Like many trout streams in Southeast Minnesota, Tamarack Creek does not look like blue trout water. It’s pretty as it meanders through lush green pastures and cuts along wooded valley bottoms, but you won’t find fly-casters on drift boats or resorts with mountains in the background.
What Tamarack does have, however, are excellent numbers of naturally spawning brown trout, wild fish that are alternately shy and aggressive, depending on the conditions and the skill of the angler fighting for them. Which makes Tamarack Creek the perfect place for Mike Jeresek to test out some of the latest jigs he’s ridden and a chance for me to follow along.
A retired teacher and trainer, Jeresek is an avid trout angler who has fished browns, brookies and rainbows throughout their range. “I started with bait in the 1960s,” he explained as he drove his vehicle down the windy gravel road to Tamarack. “I got fed up and learned to fly fish. Later I noticed that my brother, who was casting Rapalas with spinning gear, was catching better fish than me, so I changed again.
Jeresek then spoke to another trout angler who was doing well with jigs of the same type that most people use for walleye and crappie. “He talked about their versatility, and what he said made sense to me,” Jeresek told me. “Of course he also mentioned that the world record brown trout was jigged.
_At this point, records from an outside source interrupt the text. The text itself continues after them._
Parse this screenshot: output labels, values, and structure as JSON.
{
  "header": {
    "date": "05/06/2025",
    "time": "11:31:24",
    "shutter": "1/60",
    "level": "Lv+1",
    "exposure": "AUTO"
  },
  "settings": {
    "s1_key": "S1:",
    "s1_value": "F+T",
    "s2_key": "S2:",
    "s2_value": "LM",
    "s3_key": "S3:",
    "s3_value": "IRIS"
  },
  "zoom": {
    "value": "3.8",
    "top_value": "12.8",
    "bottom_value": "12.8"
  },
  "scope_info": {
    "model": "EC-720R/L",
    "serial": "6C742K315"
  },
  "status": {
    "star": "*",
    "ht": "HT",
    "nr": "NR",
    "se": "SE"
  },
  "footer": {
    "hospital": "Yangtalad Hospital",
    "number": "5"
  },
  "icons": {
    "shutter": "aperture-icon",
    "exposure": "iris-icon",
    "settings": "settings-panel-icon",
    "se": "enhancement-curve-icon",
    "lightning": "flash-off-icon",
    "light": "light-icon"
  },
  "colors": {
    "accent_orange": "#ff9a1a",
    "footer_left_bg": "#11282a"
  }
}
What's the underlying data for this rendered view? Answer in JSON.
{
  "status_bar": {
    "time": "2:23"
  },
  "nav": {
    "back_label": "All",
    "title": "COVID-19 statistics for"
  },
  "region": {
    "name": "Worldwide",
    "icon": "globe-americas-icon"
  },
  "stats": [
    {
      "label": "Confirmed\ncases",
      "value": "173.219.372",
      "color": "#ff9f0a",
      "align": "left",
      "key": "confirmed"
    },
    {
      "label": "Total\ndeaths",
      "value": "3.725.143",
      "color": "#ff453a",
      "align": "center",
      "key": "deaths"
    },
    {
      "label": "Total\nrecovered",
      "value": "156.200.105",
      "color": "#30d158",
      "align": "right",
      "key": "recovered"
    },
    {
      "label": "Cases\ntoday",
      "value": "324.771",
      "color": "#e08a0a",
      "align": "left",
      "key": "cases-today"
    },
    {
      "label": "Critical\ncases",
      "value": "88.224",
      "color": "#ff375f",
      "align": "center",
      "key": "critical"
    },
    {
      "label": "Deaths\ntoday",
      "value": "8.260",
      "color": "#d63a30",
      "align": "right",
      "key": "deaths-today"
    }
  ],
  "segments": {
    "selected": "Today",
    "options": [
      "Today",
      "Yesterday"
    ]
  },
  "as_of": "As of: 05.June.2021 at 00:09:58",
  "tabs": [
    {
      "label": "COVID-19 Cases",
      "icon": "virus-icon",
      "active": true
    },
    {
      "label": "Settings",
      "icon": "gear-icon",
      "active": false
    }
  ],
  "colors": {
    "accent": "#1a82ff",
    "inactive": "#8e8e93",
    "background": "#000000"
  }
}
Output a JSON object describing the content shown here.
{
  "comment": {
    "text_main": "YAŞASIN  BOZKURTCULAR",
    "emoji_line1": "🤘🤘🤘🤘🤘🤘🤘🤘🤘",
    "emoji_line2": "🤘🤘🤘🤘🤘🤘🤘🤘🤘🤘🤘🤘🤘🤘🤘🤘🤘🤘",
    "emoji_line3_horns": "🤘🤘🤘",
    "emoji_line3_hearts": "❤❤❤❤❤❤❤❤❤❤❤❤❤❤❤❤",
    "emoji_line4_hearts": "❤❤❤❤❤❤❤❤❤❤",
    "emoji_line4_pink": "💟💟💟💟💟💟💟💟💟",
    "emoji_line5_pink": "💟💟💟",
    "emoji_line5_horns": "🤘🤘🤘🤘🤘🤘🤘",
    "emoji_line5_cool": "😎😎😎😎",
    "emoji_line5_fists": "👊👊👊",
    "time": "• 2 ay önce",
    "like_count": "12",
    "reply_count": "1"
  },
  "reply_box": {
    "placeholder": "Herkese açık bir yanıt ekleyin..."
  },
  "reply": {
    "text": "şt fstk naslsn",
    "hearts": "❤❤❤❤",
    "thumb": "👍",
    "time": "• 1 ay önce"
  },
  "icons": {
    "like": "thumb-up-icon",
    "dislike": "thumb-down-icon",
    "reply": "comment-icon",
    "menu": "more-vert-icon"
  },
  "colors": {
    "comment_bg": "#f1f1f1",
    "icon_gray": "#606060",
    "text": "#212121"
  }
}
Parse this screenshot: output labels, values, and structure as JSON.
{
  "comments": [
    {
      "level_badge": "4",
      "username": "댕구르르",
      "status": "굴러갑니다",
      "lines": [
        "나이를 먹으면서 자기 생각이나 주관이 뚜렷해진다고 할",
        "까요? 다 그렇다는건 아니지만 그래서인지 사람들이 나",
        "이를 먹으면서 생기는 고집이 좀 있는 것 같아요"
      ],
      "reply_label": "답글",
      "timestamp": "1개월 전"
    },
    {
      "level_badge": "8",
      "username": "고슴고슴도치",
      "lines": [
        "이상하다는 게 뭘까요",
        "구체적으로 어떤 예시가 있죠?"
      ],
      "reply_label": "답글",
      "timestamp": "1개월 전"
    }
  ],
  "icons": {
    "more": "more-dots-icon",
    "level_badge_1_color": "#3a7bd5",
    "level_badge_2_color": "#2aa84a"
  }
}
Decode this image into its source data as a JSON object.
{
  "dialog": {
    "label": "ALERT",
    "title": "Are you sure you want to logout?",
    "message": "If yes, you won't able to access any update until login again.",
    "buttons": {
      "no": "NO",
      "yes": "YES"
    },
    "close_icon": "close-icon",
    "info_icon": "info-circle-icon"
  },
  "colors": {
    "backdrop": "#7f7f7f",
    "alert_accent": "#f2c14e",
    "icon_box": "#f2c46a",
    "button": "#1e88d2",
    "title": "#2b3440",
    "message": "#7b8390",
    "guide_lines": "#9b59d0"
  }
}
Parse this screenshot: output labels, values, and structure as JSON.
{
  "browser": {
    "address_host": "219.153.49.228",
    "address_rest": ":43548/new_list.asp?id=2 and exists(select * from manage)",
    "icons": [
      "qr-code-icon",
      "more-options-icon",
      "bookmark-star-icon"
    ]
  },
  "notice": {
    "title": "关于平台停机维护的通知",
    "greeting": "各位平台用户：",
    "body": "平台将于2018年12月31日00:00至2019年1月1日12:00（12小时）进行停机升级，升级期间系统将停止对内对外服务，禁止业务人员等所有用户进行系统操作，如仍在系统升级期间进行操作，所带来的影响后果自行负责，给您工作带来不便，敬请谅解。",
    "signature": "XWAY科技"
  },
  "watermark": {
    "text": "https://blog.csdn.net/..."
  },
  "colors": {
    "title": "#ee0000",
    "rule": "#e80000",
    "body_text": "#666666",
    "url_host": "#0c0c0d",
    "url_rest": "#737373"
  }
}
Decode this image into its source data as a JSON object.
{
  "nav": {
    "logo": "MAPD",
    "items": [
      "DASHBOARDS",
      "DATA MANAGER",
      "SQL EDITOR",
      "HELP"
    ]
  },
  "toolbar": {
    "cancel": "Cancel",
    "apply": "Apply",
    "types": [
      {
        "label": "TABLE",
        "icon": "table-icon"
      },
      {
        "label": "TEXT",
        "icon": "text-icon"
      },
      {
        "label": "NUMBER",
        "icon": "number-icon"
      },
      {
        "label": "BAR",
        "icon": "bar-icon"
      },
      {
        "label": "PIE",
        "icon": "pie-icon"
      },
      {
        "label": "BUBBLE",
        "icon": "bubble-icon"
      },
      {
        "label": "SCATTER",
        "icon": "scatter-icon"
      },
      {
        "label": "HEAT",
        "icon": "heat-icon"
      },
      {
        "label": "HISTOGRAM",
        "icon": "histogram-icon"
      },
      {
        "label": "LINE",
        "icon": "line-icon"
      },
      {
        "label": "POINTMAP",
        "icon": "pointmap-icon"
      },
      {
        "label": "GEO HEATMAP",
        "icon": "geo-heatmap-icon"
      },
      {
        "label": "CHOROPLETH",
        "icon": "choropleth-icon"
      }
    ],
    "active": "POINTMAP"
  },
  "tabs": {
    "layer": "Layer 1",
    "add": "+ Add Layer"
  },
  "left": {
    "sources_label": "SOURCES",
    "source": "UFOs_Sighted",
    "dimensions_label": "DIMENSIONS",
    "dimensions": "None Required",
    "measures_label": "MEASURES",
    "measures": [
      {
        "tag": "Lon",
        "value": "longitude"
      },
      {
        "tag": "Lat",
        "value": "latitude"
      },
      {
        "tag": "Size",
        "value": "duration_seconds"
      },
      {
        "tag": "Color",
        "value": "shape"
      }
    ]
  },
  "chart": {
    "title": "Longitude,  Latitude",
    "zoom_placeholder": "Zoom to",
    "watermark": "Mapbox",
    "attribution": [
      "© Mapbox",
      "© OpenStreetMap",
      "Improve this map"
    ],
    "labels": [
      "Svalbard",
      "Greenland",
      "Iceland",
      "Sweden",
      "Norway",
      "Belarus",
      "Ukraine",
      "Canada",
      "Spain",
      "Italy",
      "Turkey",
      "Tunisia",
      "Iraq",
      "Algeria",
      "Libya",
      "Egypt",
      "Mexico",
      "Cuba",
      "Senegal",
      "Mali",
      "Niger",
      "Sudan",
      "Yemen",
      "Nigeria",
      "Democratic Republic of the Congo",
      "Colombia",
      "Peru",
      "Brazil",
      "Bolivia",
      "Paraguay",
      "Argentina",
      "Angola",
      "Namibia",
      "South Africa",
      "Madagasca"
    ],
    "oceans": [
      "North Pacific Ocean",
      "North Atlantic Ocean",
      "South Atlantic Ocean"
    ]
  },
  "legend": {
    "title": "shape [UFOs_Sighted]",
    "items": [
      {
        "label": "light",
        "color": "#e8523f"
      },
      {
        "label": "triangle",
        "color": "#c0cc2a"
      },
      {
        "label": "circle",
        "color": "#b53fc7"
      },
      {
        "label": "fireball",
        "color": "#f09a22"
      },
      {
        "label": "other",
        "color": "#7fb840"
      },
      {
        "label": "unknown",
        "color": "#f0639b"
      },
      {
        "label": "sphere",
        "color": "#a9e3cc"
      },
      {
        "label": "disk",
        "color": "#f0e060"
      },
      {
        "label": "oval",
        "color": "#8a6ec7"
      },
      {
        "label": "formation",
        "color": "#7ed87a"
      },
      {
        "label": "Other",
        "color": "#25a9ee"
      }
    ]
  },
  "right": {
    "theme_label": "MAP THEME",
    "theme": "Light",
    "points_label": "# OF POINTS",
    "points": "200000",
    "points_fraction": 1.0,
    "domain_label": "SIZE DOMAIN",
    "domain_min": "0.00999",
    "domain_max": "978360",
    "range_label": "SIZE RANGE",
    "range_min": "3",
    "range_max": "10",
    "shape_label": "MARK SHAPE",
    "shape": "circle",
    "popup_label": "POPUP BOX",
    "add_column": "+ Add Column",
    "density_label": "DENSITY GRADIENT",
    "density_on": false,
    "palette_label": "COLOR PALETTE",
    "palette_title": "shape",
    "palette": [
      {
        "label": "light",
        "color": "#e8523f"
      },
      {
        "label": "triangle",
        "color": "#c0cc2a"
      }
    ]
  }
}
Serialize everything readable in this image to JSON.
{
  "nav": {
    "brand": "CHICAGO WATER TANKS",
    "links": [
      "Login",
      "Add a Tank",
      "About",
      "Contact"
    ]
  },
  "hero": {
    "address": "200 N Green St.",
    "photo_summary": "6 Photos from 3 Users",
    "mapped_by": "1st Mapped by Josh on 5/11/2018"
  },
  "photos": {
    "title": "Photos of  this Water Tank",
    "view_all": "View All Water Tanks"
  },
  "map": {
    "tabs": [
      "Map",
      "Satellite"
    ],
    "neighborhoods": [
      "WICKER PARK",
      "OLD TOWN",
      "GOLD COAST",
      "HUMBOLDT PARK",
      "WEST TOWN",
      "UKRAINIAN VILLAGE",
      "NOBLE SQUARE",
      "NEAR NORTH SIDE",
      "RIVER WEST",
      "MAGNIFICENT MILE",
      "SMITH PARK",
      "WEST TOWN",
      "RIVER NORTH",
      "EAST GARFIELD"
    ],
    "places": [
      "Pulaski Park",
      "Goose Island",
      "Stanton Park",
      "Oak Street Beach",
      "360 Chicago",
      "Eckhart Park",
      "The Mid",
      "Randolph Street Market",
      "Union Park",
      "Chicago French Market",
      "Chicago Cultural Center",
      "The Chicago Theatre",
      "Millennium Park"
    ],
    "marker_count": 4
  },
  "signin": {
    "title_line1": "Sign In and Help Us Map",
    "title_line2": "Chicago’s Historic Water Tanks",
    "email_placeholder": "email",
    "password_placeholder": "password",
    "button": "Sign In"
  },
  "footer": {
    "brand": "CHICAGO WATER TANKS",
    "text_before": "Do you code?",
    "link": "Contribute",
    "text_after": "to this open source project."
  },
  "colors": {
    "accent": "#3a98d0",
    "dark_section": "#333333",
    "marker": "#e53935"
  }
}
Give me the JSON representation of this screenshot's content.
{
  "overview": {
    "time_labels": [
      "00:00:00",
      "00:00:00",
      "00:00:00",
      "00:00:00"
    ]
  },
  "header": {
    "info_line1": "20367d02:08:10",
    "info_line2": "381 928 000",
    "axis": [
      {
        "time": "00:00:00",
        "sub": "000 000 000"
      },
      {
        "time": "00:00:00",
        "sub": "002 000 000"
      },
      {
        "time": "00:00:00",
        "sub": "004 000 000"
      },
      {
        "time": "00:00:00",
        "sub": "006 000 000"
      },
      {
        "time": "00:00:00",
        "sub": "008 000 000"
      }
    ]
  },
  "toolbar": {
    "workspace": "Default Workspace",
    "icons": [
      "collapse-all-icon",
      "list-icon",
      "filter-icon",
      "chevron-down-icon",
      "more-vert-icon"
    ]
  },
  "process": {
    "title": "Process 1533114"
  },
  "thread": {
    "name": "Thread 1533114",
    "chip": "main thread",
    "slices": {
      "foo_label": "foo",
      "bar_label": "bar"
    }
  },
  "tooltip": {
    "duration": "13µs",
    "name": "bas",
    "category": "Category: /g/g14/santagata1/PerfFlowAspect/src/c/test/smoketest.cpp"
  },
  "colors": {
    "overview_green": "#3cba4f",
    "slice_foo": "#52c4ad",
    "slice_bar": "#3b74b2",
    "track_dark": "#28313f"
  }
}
It didn’t hurt either.
Lightweight jigs are very versatile for trout fishing
When Jeresek first started casting jigs for trout, he was the home improvement chair for his local Trout Unlimited (TU) chapter, so he knew all the best places to try out his new lures. “I found out in a hurry that the guy I told about the jigs was right,” he said. “What I love most about them, other than the trout hitting them like crazy, is that I can control the action of the bait. Most spinning lures work at a single speed, but I can work a jig at any speed and give it any action I want. I’ve caught browns by ripping a jig through a hole, drifting it with the current, casting it downstream and working it, or swimming it close to the surface. I even had trout cruised and picked up a jig at the bottom. That’s the beauty of it; you can tailor your presentation to the behavior of the fish that day.
After getting ready, I followed Jeresek as he followed the wooded banks of Tamarack Creek downstream. We both carried ultralight spinning rods made by local trout angler Jim Reinhardt, a retired math teacher and Hall of Fame high school football coach. Its rods, 5 feet long, are the fly fisherman’s answer to a 4 weight fly rod – very sensitive at the tip but with enough spine to fight a big brown. Our open face reels were spooled with 4 pound mono for the backing and 20 yards of 4 pound Nanofill at the tip. Ultra-strong but thin in diameter, the nano “casts a mile but doesn’t tangle, and the trout don’t see it,” Jeresek said.
After a 30 minute walk along the trail by the creek, Jeresek finally stopped at a pool with a slight bend and a gurgling current. Casting a 3-inch Berkeley Powerbait Minnow that he had cemented to a jig hook with Gorilla Glue, Jeresek was in a thrilling brown on his third cast. The 14 inch Trout used the current and structure to provide all the fight my partner wanted before coming to hand. Jeresek smiled, released the fish and landed two more on successive casts. “Your turn,” he said, motioning me forward. My first cast was a little long, but bounced off the bank nicely and slid through the water. I had only done two cranks on the reel when I felt a strong hit that turned out to be a rock, but on the next cast – a bit more precise this time – a smooth but rambling brown slammed my lure. “Atta boy,” Jeresek said in his best retired coaching voice.
An easy-to-make and super-efficient jig
I had fished with Jeresek before and noticed the Berkeley Minnows were a new twist. “I just like to experiment and found it to be effective, fun and simple,” he told me. “I tied my own jigs with marabou and other materials for a while. I used tube jigs and other plastics, and finally settled on these, at least for the I can make them up so fast; I just slide a body onto a jig hook, glue it to the head with glue, and hang it upside down to dry overnight. I can make it a dozen in minutes, and it’s as simple as it gets. A while ago, the TU chapter was going to have a night of fly tying. I wanted to show up with my little box of gear and say, ‘Where should I go? I settle down?’”
It took us a little over two hours to get back to the truck, but the action was constant the whole way. Jeresek caught 33 trout along the way, and while none were huge, he landed two others at least as big as the first. And in a gurgling run full of structure, he caught and landed five browns on consecutive throws. I’ve handled about a dozen fish but settled for just straight downstream retrieval with the same bait. During this time, my mentor was constantly changing jigs and mixing straight recoveries with jerky tugs and breaks. Like most experts, he seems to quickly sense that something has changed that makes the fish need or want a different look, speed, or size.
That and, like other experts, he’s just not afraid to experiment. While backyard anglers like me are content if a lure draws the occasional strike, true aces ride the wave for a while and then seem to ask “Well, if they liked that, what about this side?” Which is why, of course, Mike Jeresek decided to leave the comfortable world of baits, flies and spinners in the first place and give jigs a whirl. And haven’t looked back, at least not yet.